How quickly the outrage passes on from the front pages. A month or so ago much of the world seemed united in its condemnation of the kidnapping of more than 200 girls by Boko Haram, the Islamist sect, in Nigeria. But despite Hollywood stars and Michelle Obama taking pictures of themselves holding up placards saying "Bring Back Our Girls", it has proved impossible to return them to their families.
As the complexities of the security situation in northern Nigeria became apparent, the campaign's intensity has weakened. At an early stage, it was reported that 300 people were killed in a Boko Haram attack near Chibok, the town from where the students were taken, because the Nigerian security force protecting the mostly Christian population had been deployed to join the search.
Then it seemed that a deal might have been concluded to release the students, but Goodluck Jonathan, the President of Nigeria, was persuaded by the US, Israeli, French and British foreign ministers that if a deal were done with terrorists it would encourage more kidnappings. Two days later, the Nigerian chief of defence staff said his forces had located the abducted students, but that a rescue attempt would be too dangerous.
That was more than a month ago. Since then the bodies of two of the students were reported found, and there have been reports, sometimes disputed, of more kidnappings, although none on the scale of the Chibok attack. Boko Haram continues its campaign of intimidation and murder – it was probably responsible for a bombing on Friday in Bauchi that killed at least 10 people in what is believed to have been a brothel.
Today, we report from Kaduna about the wider problem of girls' education in Nigeria. In the desperately poor Muslim north of the country, about half of girls are married before the age of 15, which usually means that they come out of school – if they were among the two-thirds in school in the first place. Education is widely considered to be incompatible with the submissiveness required of a good wife. Our report quotes the 27-year-old former husband of Maimuna, who ran away from him aged 14, as saying: "She had too much ABCD. Too much ABCD."
Boko Haram is, therefore, the extreme manifestation of attitudes that are common in Nigeria. The girls were kidnapped to be converted to a local absolutist form of Islam and to be taken as wives by militia members.

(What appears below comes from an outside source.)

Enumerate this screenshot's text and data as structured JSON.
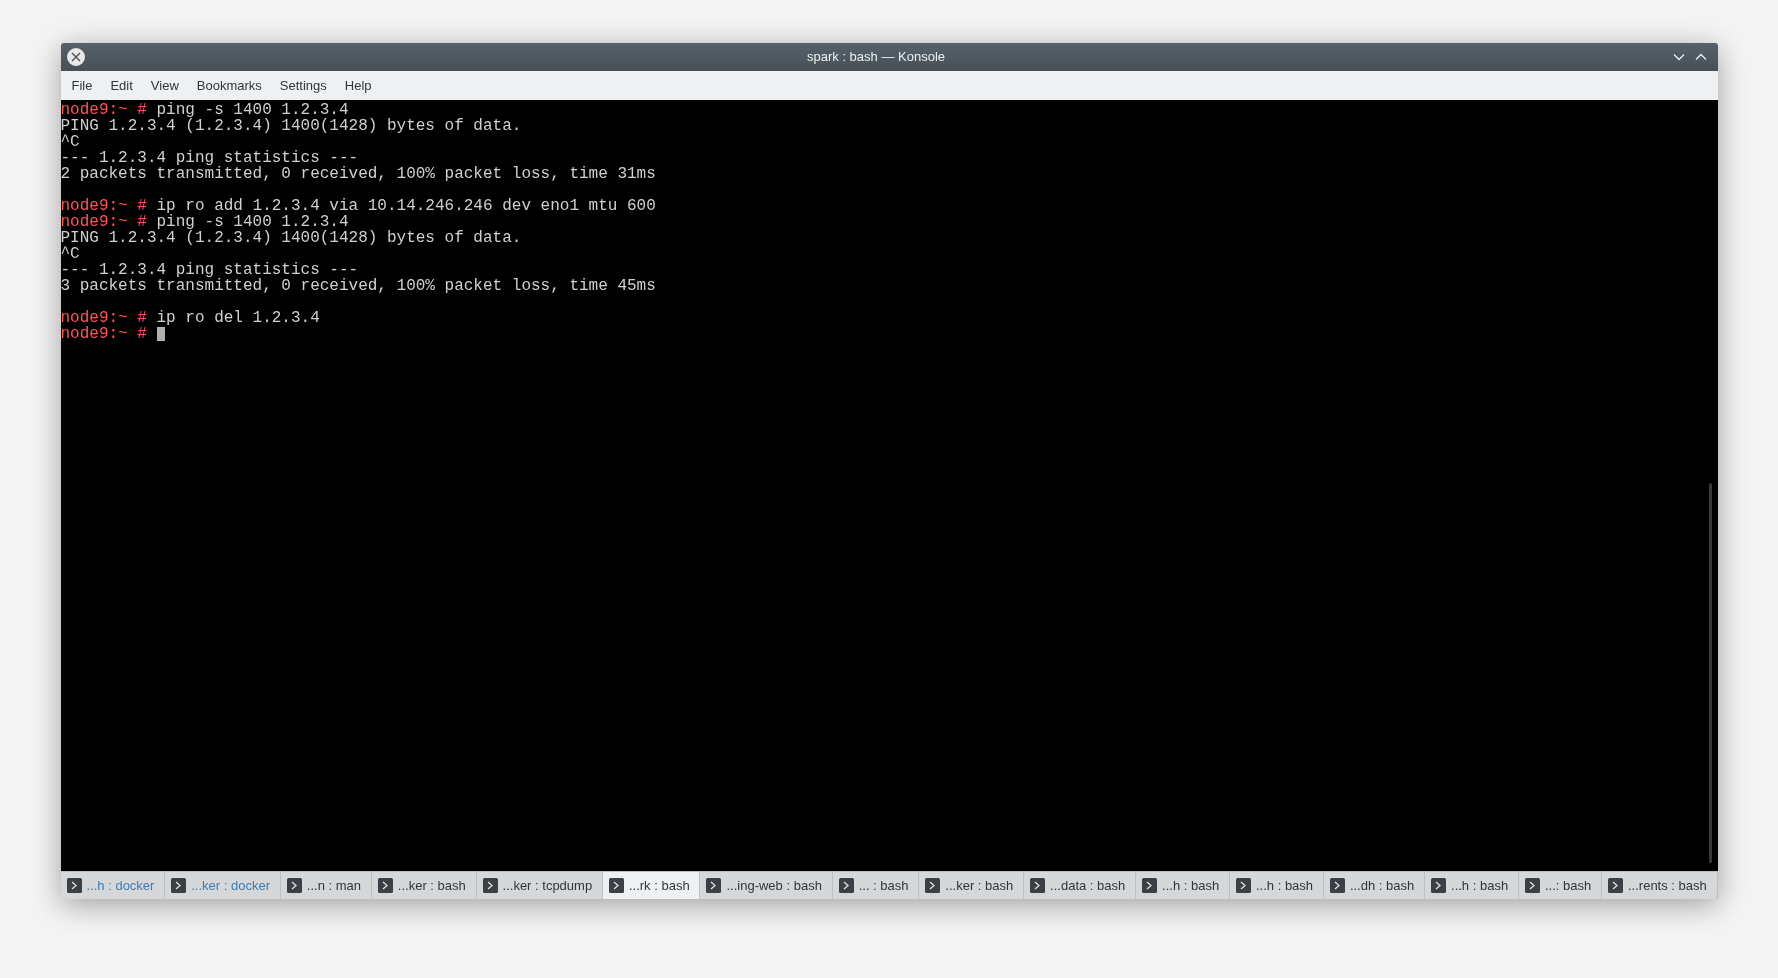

There are two separate problems highlighted by the Chibok kidnappings, then. One is the security situation in northern Nigeria; the other is the widespread attitude towards women and girls as possessions to be married off, for a dowry, at puberty.
International opinion must continue to exert pressure on President Jonathan, and it is to be hoped that he is still being advised by British and other experts on how to deal with Boko Haram. It is hard to maintain the interest of outsiders when easy results seem unlikely, but The Independent on Sunday will do what we can to continue reporting, and to increase understanding about the wider questions behind the kidnapping.
Just as we will try to keep the focus of international attention on the crises in Egypt and Ukraine too. Plainly, we cannot report on, and the international community cannot act on, every problem in the world, but it is worth trying to sustain the pressure on the few worst cases, and to guard against the temptation to lose interest if immediate results are not forthcoming. It may not be possible to "Bring Back Our Girls" soon, but the more we understand about Nigeria's problems, about Boko Haram, the better.